People who haven’t had a chance to get to know you or might be a little skeptical need a special touch. Using education to drive people back to your site is an effective strategy for all types of businesses. Remind your subscribers of the value of your product and how easy it is to get started—just like Google does in this email for Google ads:
It may also be the time to decrease communications to this group; everyone is getting a lot of communication right now and your less engaged customers may need a break—and that’s ok.
3. When you can’t use email to win their business, use it to win their hearts
As a brand marketer, it’s important to remember that while your subscribers and customers might not be buying right now, everyone is listening and learning. If the current times make it hard for you to drive revenue, think about ways you can use email to pay-in on the brand trust bank. Build an emotional connection with your subscribers that keeps current customers from leaving and makes prospects want to support you whenever budgets are available again.
Provide helpful resources that go beyond your product
What content can you provide that helps your customers navigate these challenging times? This email from Asana offers helpful, relevant, and timely resources that their customers need right now:
Show how your brand takes responsibility
What does your brand do to support your team and the community in these trying times? Customers are less likely to leave you if they support your mission, so use the power of email to show how your brand is making a difference. This email from Everlane is a wonderful example:
4. Leave on a good note
Whether you’re in SaaS, hospitality, travel, or retail, many companies are losing customers right now. And while seeing a customer leave might hurt now more than ever, it’s crucial you’re handling this step of your customers’ lifecycle with grace and empathy.
Optimize your cancellation confirmation emails
You never want your customers to leave with a bad taste in their mouths, so ensure your cancellation confirmation emails are friendly, thoughtful, and offer opportunities for your customers to get in touch with you.

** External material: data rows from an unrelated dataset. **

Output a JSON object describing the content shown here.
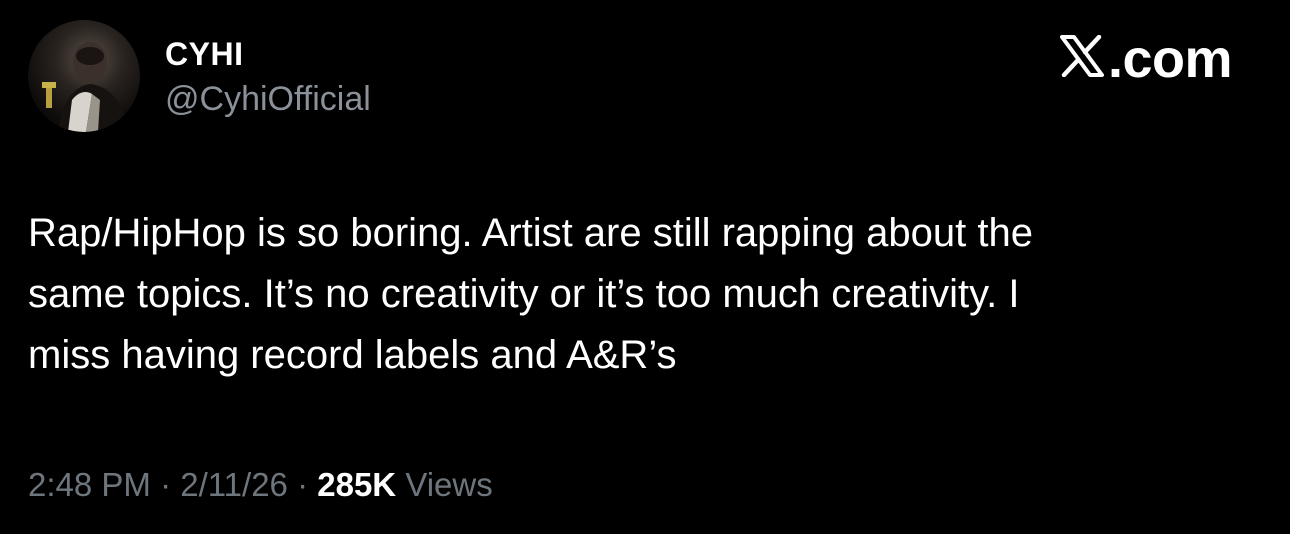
{
  "author": {
    "display_name": "CYHI",
    "handle": "@CyhiOfficial",
    "avatar_icon": "profile-photo"
  },
  "brand": {
    "logo_icon": "x-logo-icon",
    "suffix": ".com"
  },
  "tweet": {
    "text": "Rap/HipHop is so boring. Artist are still rapping about the\nsame topics. It’s no creativity or it’s too much creativity. I\nmiss having record labels and A&R’s"
  },
  "meta": {
    "time": "2:48 PM",
    "separator": "·",
    "date": "2/11/26",
    "views_count": "285K",
    "views_label": "Views"
  },
  "colors": {
    "background": "#000000",
    "text_primary": "#ffffff",
    "text_secondary": "#6e767d"
  }
}
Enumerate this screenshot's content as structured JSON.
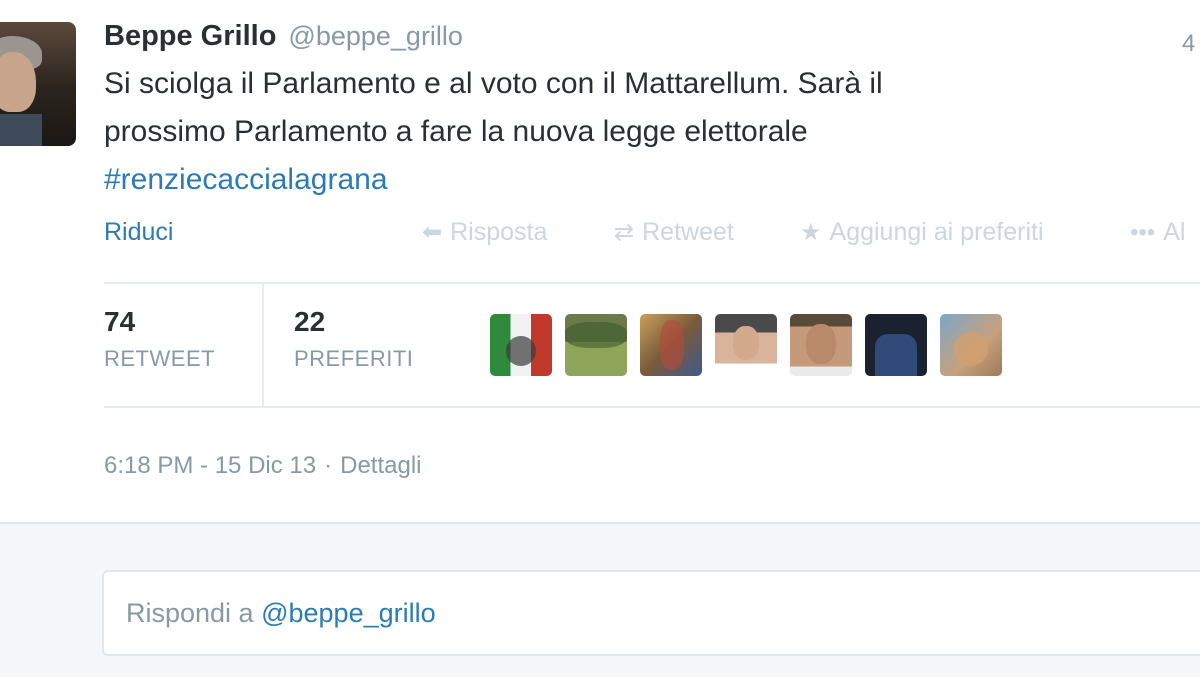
{
  "tweet": {
    "author": {
      "fullname": "Beppe Grillo",
      "screen_name": "@beppe_grillo"
    },
    "time_short": "4",
    "text_lines": [
      "Si sciolga il Parlamento e al voto con il Mattarellum. Sarà il",
      "prossimo Parlamento a fare la nuova legge elettorale"
    ],
    "hashtag": "#renziecaccialagrana",
    "collapse_label": "Riduci",
    "actions": {
      "reply": "Risposta",
      "retweet": "Retweet",
      "favorite": "Aggiungi ai preferiti",
      "more": "Al"
    },
    "icons": {
      "reply": "reply-arrow-icon",
      "retweet": "retweet-icon",
      "favorite": "star-icon",
      "more": "ellipsis-icon"
    },
    "stats": {
      "retweets": {
        "count": "74",
        "label": "RETWEET"
      },
      "favorites": {
        "count": "22",
        "label": "PREFERITI"
      }
    },
    "favoriters_count_shown": 7,
    "meta": {
      "timestamp": "6:18 PM - 15 Dic 13",
      "separator": "·",
      "details_label": "Dettagli"
    }
  },
  "reply": {
    "placeholder_prefix": "Rispondi a",
    "placeholder_mention": "@beppe_grillo"
  },
  "colors": {
    "link": "#2b7bb9",
    "muted": "#8899a6",
    "text": "#292f33",
    "action_disabled": "#ccd6dd"
  }
}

Give your customers the chance to let you know why they’re leaving
Having good insights into cancellation reasons is the first step to successful win-back campaigns. Are your customers leaving because of budget cuts caused by COVID-19, or are they leaving because your product didn’t meet their needs? Knowing this will heavily impact future reactivation campaigns.
5. Think about how to bring lapsed customers back when the time comes

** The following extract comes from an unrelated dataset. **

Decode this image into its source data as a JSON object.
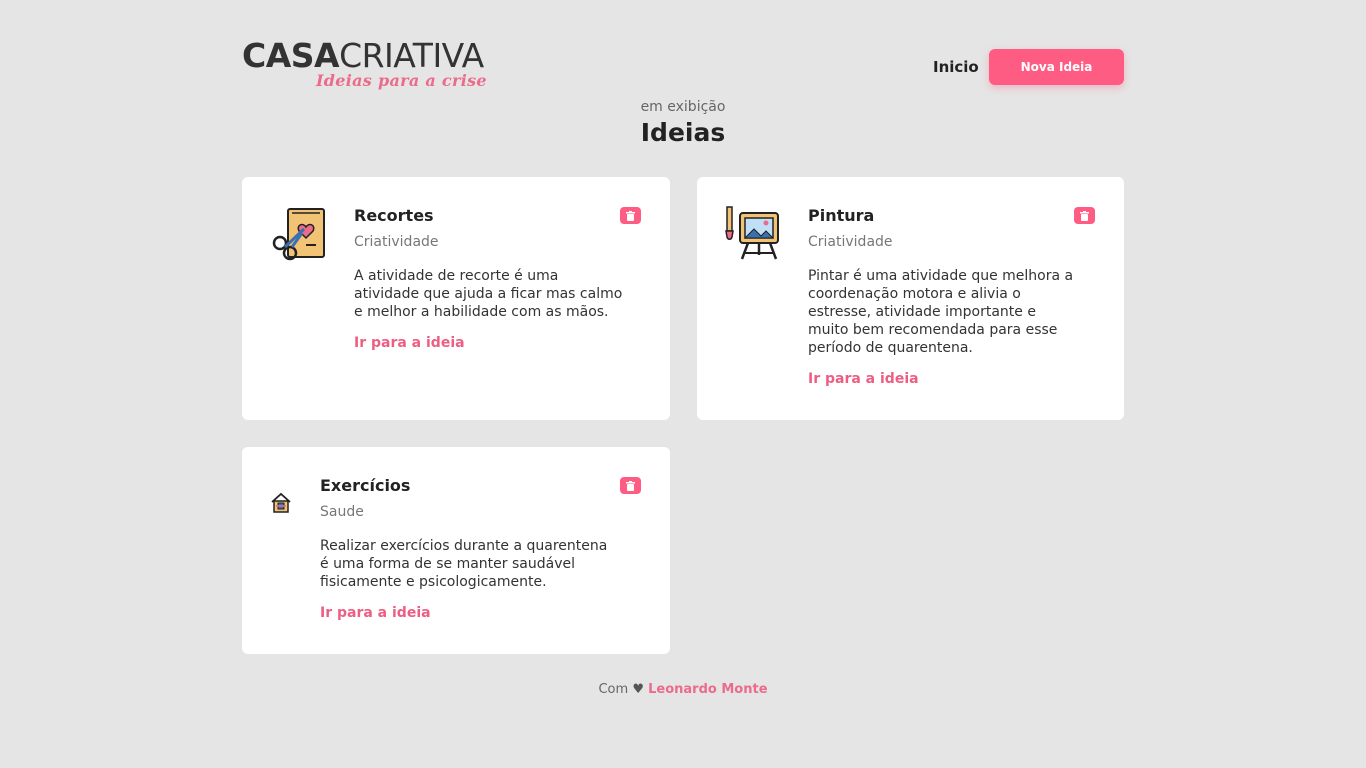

Here’s the good news though: Some of that churn will come back.
What’s your plan for turning churned customers into active buyers again? When the time comes, having a strategy already in place to bring back your customers in a thoughtful, compassionate way gives you a chance to quickly ramp up your business again, providing a good cushion when retention or activation goals might still be less than desirable.

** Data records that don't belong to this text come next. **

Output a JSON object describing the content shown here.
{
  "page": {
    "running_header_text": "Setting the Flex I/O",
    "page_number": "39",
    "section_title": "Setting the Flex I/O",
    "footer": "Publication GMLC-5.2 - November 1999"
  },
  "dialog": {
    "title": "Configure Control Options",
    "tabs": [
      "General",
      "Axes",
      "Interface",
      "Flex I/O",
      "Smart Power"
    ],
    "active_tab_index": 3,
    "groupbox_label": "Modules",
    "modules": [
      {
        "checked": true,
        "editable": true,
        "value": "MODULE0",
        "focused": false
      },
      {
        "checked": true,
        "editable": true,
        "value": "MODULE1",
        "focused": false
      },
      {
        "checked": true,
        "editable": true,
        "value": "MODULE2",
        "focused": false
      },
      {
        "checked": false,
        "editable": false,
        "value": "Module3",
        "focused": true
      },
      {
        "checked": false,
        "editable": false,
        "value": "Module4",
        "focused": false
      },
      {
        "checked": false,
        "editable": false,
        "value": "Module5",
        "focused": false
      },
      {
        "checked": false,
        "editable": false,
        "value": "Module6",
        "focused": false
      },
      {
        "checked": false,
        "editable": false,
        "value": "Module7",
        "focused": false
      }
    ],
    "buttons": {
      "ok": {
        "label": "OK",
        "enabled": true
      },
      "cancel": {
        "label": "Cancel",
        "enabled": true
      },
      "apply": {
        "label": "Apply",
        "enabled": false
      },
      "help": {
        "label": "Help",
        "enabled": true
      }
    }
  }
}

The best winback or reactivation campaigns are founded on good segmentation. You may want to use the general lists detailed out earlier in this post as a starting point; or, if you have cancellation reasons that folks select when they leave, you may want to segment your communications by those reasons.
Here are some good examples of winback emails based on segment.
We miss you
Sometimes just a gentle reminder, with an incredibly easy way to sign back up or make a repeat purchase, is a great way to bring customers back whenever they’re ready.
Incentives and discounts
This works great for folks who were high purchasers. If you’re a SaaS company, consider an incentive or discount for someone that selected cost as a reason for cancelling.
If you’ve made a big update or addressed customer feedback, why not let them know? This might be the nudge a lapsed customer needs to come back.
Keeping customers is tough, but moving forward with empathy and reminding your customers that you’re here for them in trying times is the first step towards building goodwill. Building a strong email program to support customers has to start with making tough decisions to put your customers first—and then you can back that up with first-class marketing.